■ **Directions for this task**
Only the number is needed. Please count the lines below in which the word "JSON" occurs.

■ **Data to examine**
- Opening Delimiter -

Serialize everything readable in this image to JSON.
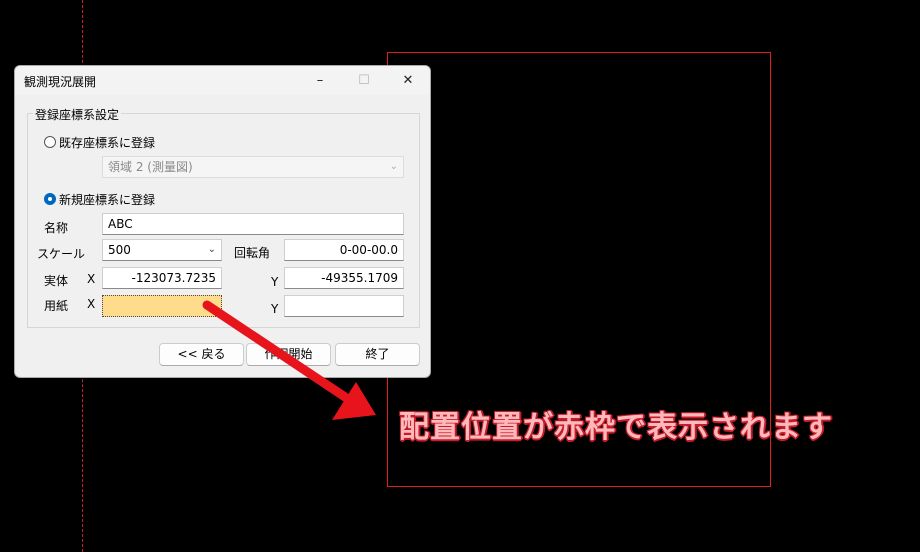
{
  "background": {
    "callout_text": "配置位置が赤枠で表示されます",
    "frame_color": "#e02020"
  },
  "dialog": {
    "title": "観測現況展開",
    "window_controls": {
      "minimize": "–",
      "maximize": "☐",
      "close": "✕"
    },
    "group_title": "登録座標系設定",
    "existing": {
      "label": "既存座標系に登録",
      "checked": false,
      "select_value": "領域 2 (測量図)"
    },
    "new": {
      "label": "新規座標系に登録",
      "checked": true
    },
    "name": {
      "label": "名称",
      "value": "ABC"
    },
    "scale": {
      "label": "スケール",
      "value": "500"
    },
    "rotation": {
      "label": "回転角",
      "value": "0-00-00.0"
    },
    "entity": {
      "label": "実体",
      "x_label": "X",
      "x_value": "-123073.7235",
      "y_label": "Y",
      "y_value": "-49355.1709"
    },
    "paper": {
      "label": "用紙",
      "x_label": "X",
      "x_value": "",
      "y_label": "Y",
      "y_value": ""
    },
    "buttons": {
      "back": "<< 戻る",
      "start": "作図開始",
      "finish": "終了"
    }
  },
  "colors": {
    "arrow": "#e8141c",
    "active_field": "#ffdc8c",
    "radio_accent": "#0067c0"
  }
}
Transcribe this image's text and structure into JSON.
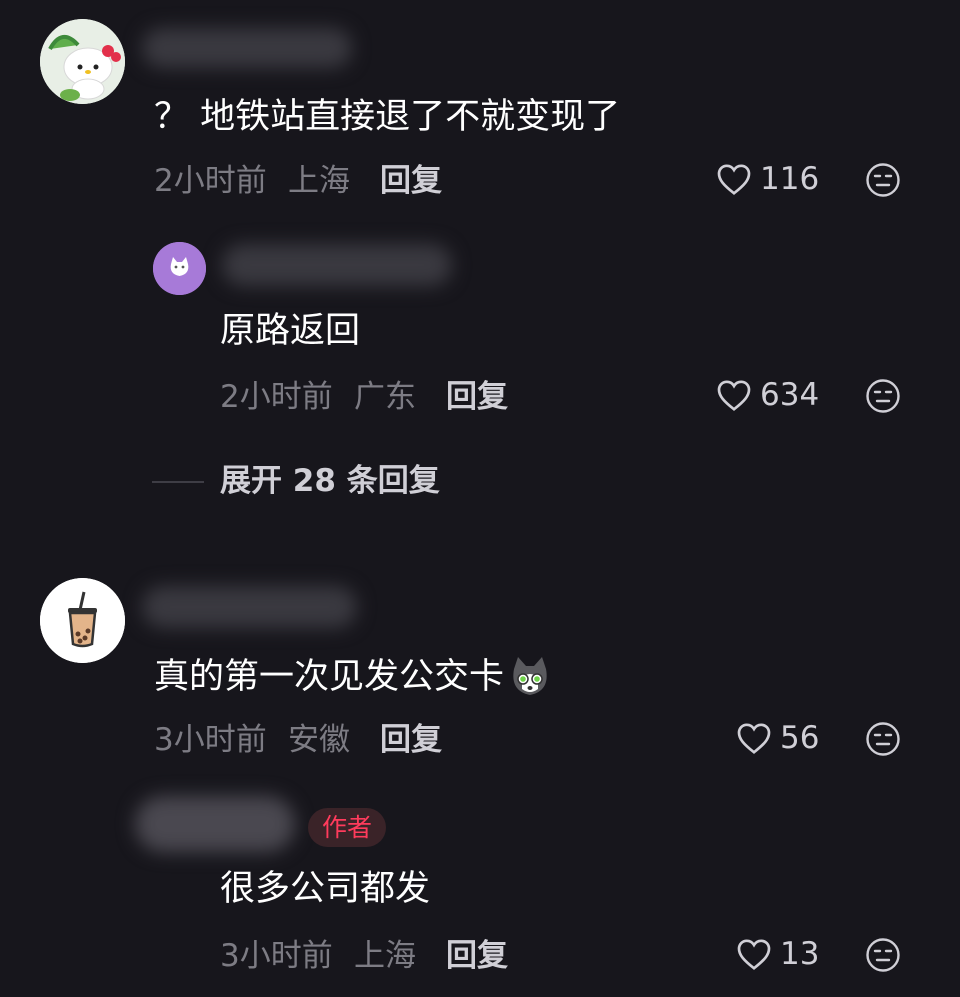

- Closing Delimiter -

■ **Solution**
2